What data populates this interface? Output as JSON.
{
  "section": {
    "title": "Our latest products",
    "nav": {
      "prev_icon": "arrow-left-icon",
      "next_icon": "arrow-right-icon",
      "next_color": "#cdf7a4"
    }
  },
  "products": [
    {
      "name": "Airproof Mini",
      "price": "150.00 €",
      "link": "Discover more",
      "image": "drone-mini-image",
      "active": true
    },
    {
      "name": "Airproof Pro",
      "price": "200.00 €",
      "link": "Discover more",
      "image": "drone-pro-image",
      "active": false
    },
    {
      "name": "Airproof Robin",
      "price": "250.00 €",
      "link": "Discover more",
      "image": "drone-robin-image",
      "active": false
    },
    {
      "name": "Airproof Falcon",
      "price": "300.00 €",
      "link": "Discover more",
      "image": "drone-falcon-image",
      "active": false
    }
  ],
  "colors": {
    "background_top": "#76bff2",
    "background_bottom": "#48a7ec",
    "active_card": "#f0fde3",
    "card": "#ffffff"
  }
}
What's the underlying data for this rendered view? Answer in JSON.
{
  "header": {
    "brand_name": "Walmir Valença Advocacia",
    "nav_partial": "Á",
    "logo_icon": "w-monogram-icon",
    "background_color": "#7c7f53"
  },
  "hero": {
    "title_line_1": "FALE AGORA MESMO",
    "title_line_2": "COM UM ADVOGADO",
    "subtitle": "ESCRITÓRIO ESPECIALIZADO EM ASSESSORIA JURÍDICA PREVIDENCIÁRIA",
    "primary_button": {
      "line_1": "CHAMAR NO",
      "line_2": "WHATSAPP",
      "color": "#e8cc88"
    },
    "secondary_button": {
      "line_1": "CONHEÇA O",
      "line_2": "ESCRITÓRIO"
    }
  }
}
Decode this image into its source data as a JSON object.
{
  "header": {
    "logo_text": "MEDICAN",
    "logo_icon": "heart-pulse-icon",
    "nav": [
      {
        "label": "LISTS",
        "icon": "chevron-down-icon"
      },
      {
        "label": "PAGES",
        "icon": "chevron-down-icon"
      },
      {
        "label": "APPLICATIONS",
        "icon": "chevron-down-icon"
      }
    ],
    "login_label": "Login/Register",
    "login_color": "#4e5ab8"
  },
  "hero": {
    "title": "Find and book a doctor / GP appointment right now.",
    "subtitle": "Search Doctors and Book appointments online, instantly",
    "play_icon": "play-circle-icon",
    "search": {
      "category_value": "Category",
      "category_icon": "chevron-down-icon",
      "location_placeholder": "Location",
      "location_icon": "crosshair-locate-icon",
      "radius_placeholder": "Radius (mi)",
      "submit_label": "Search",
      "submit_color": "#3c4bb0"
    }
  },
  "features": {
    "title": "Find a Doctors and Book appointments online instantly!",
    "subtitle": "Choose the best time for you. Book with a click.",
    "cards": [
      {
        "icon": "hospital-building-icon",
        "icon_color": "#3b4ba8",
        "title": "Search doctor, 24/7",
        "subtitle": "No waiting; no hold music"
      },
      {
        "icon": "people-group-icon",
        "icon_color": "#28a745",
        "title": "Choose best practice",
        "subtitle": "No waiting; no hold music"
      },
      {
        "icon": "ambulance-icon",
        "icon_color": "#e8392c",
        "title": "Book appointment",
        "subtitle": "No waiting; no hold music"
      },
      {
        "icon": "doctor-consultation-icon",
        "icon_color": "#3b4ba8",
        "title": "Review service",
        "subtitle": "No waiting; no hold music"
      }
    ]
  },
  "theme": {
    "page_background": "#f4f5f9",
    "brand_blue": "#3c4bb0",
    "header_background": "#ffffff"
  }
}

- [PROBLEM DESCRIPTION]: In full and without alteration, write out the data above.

- [TASK RESPONSE]:
What data populates this interface? Output as JSON.
{
  "section": {
    "title": "Our latest products",
    "nav": {
      "prev_icon": "arrow-left-icon",
      "next_icon": "arrow-right-icon",
      "next_color": "#cdf7a4"
    }
  },
  "products": [
    {
      "name": "Airproof Mini",
      "price": "150.00 €",
      "link": "Discover more",
      "image": "drone-mini-image",
      "active": true
    },
    {
      "name": "Airproof Pro",
      "price": "200.00 €",
      "link": "Discover more",
      "image": "drone-pro-image",
      "active": false
    },
    {
      "name": "Airproof Robin",
      "price": "250.00 €",
      "link": "Discover more",
      "image": "drone-robin-image",
      "active": false
    },
    {
      "name": "Airproof Falcon",
      "price": "300.00 €",
      "link": "Discover more",
      "image": "drone-falcon-image",
      "active": false
    }
  ],
  "colors": {
    "background_top": "#76bff2",
    "background_bottom": "#48a7ec",
    "active_card": "#f0fde3",
    "card": "#ffffff"
  }
}
What's the underlying data for this rendered view? Answer in JSON.
{
  "header": {
    "brand_name": "Walmir Valença Advocacia",
    "nav_partial": "Á",
    "logo_icon": "w-monogram-icon",
    "background_color": "#7c7f53"
  },
  "hero": {
    "title_line_1": "FALE AGORA MESMO",
    "title_line_2": "COM UM ADVOGADO",
    "subtitle": "ESCRITÓRIO ESPECIALIZADO EM ASSESSORIA JURÍDICA PREVIDENCIÁRIA",
    "primary_button": {
      "line_1": "CHAMAR NO",
      "line_2": "WHATSAPP",
      "color": "#e8cc88"
    },
    "secondary_button": {
      "line_1": "CONHEÇA O",
      "line_2": "ESCRITÓRIO"
    }
  }
}
Decode this image into its source data as a JSON object.
{
  "header": {
    "logo_text": "MEDICAN",
    "logo_icon": "heart-pulse-icon",
    "nav": [
      {
        "label": "LISTS",
        "icon": "chevron-down-icon"
      },
      {
        "label": "PAGES",
        "icon": "chevron-down-icon"
      },
      {
        "label": "APPLICATIONS",
        "icon": "chevron-down-icon"
      }
    ],
    "login_label": "Login/Register",
    "login_color": "#4e5ab8"
  },
  "hero": {
    "title": "Find and book a doctor / GP appointment right now.",
    "subtitle": "Search Doctors and Book appointments online, instantly",
    "play_icon": "play-circle-icon",
    "search": {
      "category_value": "Category",
      "category_icon": "chevron-down-icon",
      "location_placeholder": "Location",
      "location_icon": "crosshair-locate-icon",
      "radius_placeholder": "Radius (mi)",
      "submit_label": "Search",
      "submit_color": "#3c4bb0"
    }
  },
  "features": {
    "title": "Find a Doctors and Book appointments online instantly!",
    "subtitle": "Choose the best time for you. Book with a click.",
    "cards": [
      {
        "icon": "hospital-building-icon",
        "icon_color": "#3b4ba8",
        "title": "Search doctor, 24/7",
        "subtitle": "No waiting; no hold music"
      },
      {
        "icon": "people-group-icon",
        "icon_color": "#28a745",
        "title": "Choose best practice",
        "subtitle": "No waiting; no hold music"
      },
      {
        "icon": "ambulance-icon",
        "icon_color": "#e8392c",
        "title": "Book appointment",
        "subtitle": "No waiting; no hold music"
      },
      {
        "icon": "doctor-consultation-icon",
        "icon_color": "#3b4ba8",
        "title": "Review service",
        "subtitle": "No waiting; no hold music"
      }
    ]
  },
  "theme": {
    "page_background": "#f4f5f9",
    "brand_blue": "#3c4bb0",
    "header_background": "#ffffff"
  }
}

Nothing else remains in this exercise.